Marcia Sirota is an author, speaker, coach and psychiatrist. She's the founder of the Ruthless Compassion Institute, whose mandate is to help people have better relationships, be happier and create good habits.
If you've grown up with parents who overprotected you, did too much for you, and made you feel like everything was coming to you, you're going to be at an even greater disadvantage than the average graduate in today's marketplace. These helicopter parents love their kids but they're doing them a terrible disservice, as their kids are coming out of college and university lacking the basic skills and mindset that will set them up for success.
If parents and schools make it too easy for young people to shirk their work, it's unlikely that these youth will ever be willing or able to do what's necessary, in order to excel in their training or in their future jobs. If a young person has had helicopter parenting and/or has graduated from a college that coddled them, how can they overcome these disadvantages and achieve success in the workplace? It's simple, if not easy. They have to learn the attitudes and skills that will make it possible for them to succeed.
Helicopter parents think that they're doing what's best for their kids but actually, they're hurting their kids' chances at success. In particular, they're ruining their kids' chances of landing a job and keeping it.
In working with people for over 25 years, I've identified five styles of human interaction. What do I mean by five styles of interaction? I'm describing the ways that people relate to one-another based on what's driving them internally and how much awareness they're bringing to their relationships.
It seems that people have become more and more alienated lately. More often than not, our mode of interaction is transactional, as opposed to empathetic. "Empathetic" and "transactional" are two of the ways that people behave with one-another, and they're quite the opposite.
Parents do their kids no favours when they're in denial of their child's capacity for behaving badly. Parents need to stop idealizing their children. They need to see that even their precious darlings are capable of behaving badly, and that it's their job to guide these children onto the right path in life. If parents remain this state of denial, their children are deprived of of this guidance.
Sex is great, being sexy is great, looking sexy is great. Double standards, not so much. I don't see why a young actress in a magazine article describing her talent and her latest projects must be photographed in her underwear, when a young man in the same situation is photographed in jeans and a shirt.

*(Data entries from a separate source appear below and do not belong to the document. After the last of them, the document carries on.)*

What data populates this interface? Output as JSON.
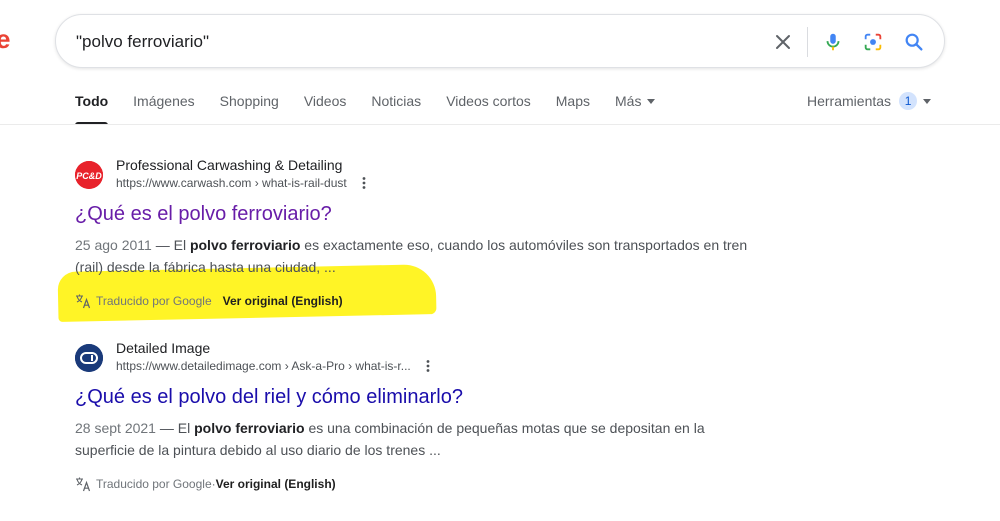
{
  "search": {
    "query": "\"polvo ferroviario\""
  },
  "tabs": [
    {
      "label": "Todo",
      "active": true
    },
    {
      "label": "Imágenes"
    },
    {
      "label": "Shopping"
    },
    {
      "label": "Videos"
    },
    {
      "label": "Noticias"
    },
    {
      "label": "Videos cortos"
    },
    {
      "label": "Maps"
    },
    {
      "label": "Más"
    }
  ],
  "tools": {
    "label": "Herramientas",
    "badge": "1"
  },
  "results": [
    {
      "favicon_text": "PC&D",
      "favicon_color": "#e8222b",
      "site_name": "Professional Carwashing & Detailing",
      "url": "https://www.carwash.com › what-is-rail-dust",
      "title": "¿Qué es el polvo ferroviario?",
      "date": "25 ago 2011",
      "dash": " — El ",
      "bold1": "polvo ferroviario",
      "line_after_bold1": " es exactamente eso, cuando los automóviles son transportados en tren (rail) desde la fábrica hasta una ciudad, ...",
      "translated_label": "Traducido por Google",
      "original_link": "Ver original (English)"
    },
    {
      "favicon_text": "DI",
      "favicon_color": "#1a3a7a",
      "site_name": "Detailed Image",
      "url": "https://www.detailedimage.com › Ask-a-Pro › what-is-r...",
      "title": "¿Qué es el polvo del riel y cómo eliminarlo?",
      "date": "28 sept 2021",
      "dash": " — El ",
      "bold1": "polvo ferroviario",
      "line_after_bold1": " es una combinación de pequeñas motas que se depositan en la superficie de la pintura debido al uso diario de los trenes ...",
      "translated_label": "Traducido por Google",
      "separator": " · ",
      "original_link": "Ver original (English)"
    }
  ],
  "colors": {
    "highlight": "#fff200",
    "visited_title": "#681da8",
    "link_title": "#1a0dab"
  }
}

Parents need to take advantage of every opportunity to redirect their teens' energies toward more constructive and fulfilling activities, or risk raising a generation of irresponsible, entitled youth with barely any coping skills to bring to their adult lives.
With Family Day fresh in my mind, I've been thinking about the way some teenagers are growing up these days. I see these kids all over. They're angry and frustrated, miserable and lost, and it's mainly the fault of their parents who've been letting them down.

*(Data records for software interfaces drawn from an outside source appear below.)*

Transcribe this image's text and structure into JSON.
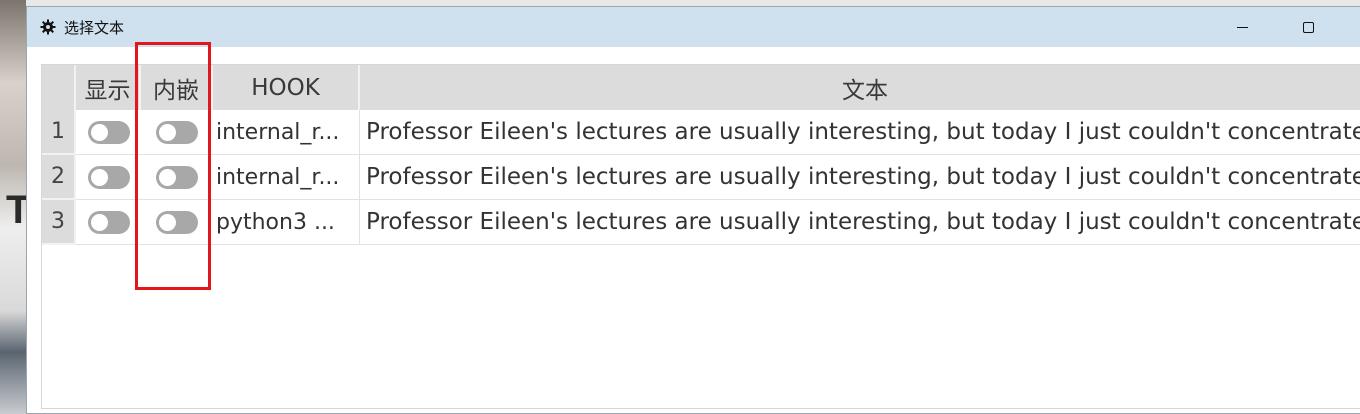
{
  "window": {
    "title": "选择文本",
    "icon": "gear-icon"
  },
  "table": {
    "headers": {
      "rownum": "",
      "show": "显示",
      "embed": "内嵌",
      "hook": "HOOK",
      "text": "文本"
    },
    "rows": [
      {
        "num": "1",
        "show": false,
        "embed": false,
        "hook": "internal_r...",
        "text": "Professor Eileen's lectures are usually interesting, but today I just couldn't concentrate o"
      },
      {
        "num": "2",
        "show": false,
        "embed": false,
        "hook": "internal_r...",
        "text": "Professor Eileen's lectures are usually interesting, but today I just couldn't concentrate o"
      },
      {
        "num": "3",
        "show": false,
        "embed": false,
        "hook": "python3 ...",
        "text": "Professor Eileen's lectures are usually interesting, but today I just couldn't concentrate o"
      }
    ]
  },
  "annotation": {
    "color": "#e3161b"
  },
  "background": {
    "left_letter": "T"
  }
}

I recently wrote a post about who marries an extreme narcissist. Now, I'm going to talk about what happens to the children of extreme narcissists. In my practice as a psychiatrist, I've encountered many such children and they've all been adversely affected by having one or both parents with this personality type.
Recently, it was Family Day, and I got to thinking about all the different types of families there are: single-parent families, blended families, LGBTQ families, mixed-race families, multi-faith famil...

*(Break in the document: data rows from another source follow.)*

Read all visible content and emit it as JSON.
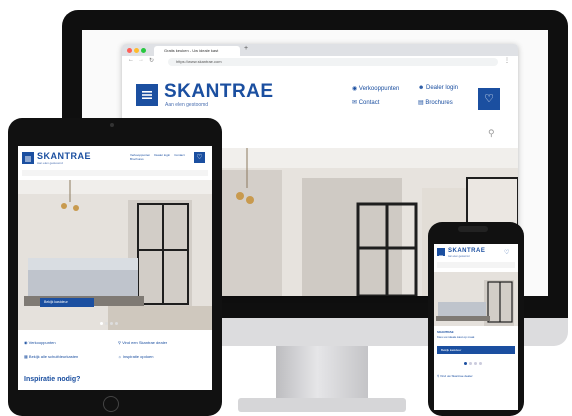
{
  "brand": {
    "name": "SKANTRAE",
    "tagline": "Aan elen gestoomd",
    "primary_color": "#1b4fa0"
  },
  "desktop": {
    "tab_title": "Gratis keuken - Uw ideale kast",
    "url": "https://www.skantrae.com",
    "nav": {
      "verkooppunten": "Verkooppunten",
      "dealer_login": "Dealer login",
      "contact": "Contact",
      "brochures": "Brochures"
    }
  },
  "tablet": {
    "nav_items": [
      "Verkooppunten",
      "Dealer login",
      "Contact",
      "Brochures"
    ],
    "hero_button": "Bekijk kastdeur",
    "features": [
      "Verkooppunten",
      "Vind een Skantrae dealer",
      "Bekijk alle schuifdeurkasten",
      "Inspiratie opdoen"
    ],
    "section_title": "Inspiratie nodig?"
  },
  "phone": {
    "section_label": "SKANTRAE",
    "hero_text": "Kies uw ideale kast op maat",
    "hero_button": "Bekijk kastdeur",
    "feature": "Vind uw Skantrae dealer"
  },
  "icons": [
    "hamburger-icon",
    "heart-icon",
    "search-icon",
    "location-pin-icon",
    "user-icon",
    "mail-icon",
    "brochure-icon"
  ]
}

What all these people share is the fact that their actions are driven by a powerful need within them. And interestingly, although the choices they make in trying to satisfy this need might be very different, each one of them has the exact same need.
The powerful extreme narcissist will never stop trying to silence those who question or oppose them but when we unite, we become equally powerful, if not more so. When we stand together and stand up up for what's right, we become empowered to create positive change in our own lives and in the world.
It's 2017 and extreme narcissists are among us. These toxic individuals are a real problem, as they're destructive and often dangerous. When an extreme narcissist holds a position of power, say, as the head of a corporation or a country, we're in a mess of trouble.
She inspired Americans to be more caring and respectful toward one-another, as she never treated anyone with less than the utmost respect. For that reason, she won the love, respect and admiration of her fellow Americans. Many First Ladies are respected and admired, it's true, but few were as deeply loved as Mrs. Obama has been.
Using people or things isn't a valid solution to our feelings of loneliness, emptiness and alienation. Consuming things -- or other people -- has never made anyone happy. That's why someone who uses other people or things in order to fill the void is compelled to keep on being a user. It never feels like enough.
This time of year, we're told to be more loving. We're encouraged to get into the "holiday spirit." We're supposed to be more giving, more understanding. But what if we don't feel particularly connected to other people? It's hard to be loving when you don't feel much love.
We see how women aren't taken seriously by almost anyone when they speak up about their experiences of sexual abuse, assault or harassment. As a result, we grow up not trusting that in matters of sexual abuse, assault or harassment, we'll be taken seriously or accorded our proper rights.
Even though the workplace is not the same as the home, and even though the people at work aren't our family, when we're grouped together day after day with the same individuals, we human beings naturally have family-type reactions to one-another. In other words, interpersonal dynamics at work will often mirror familial ones.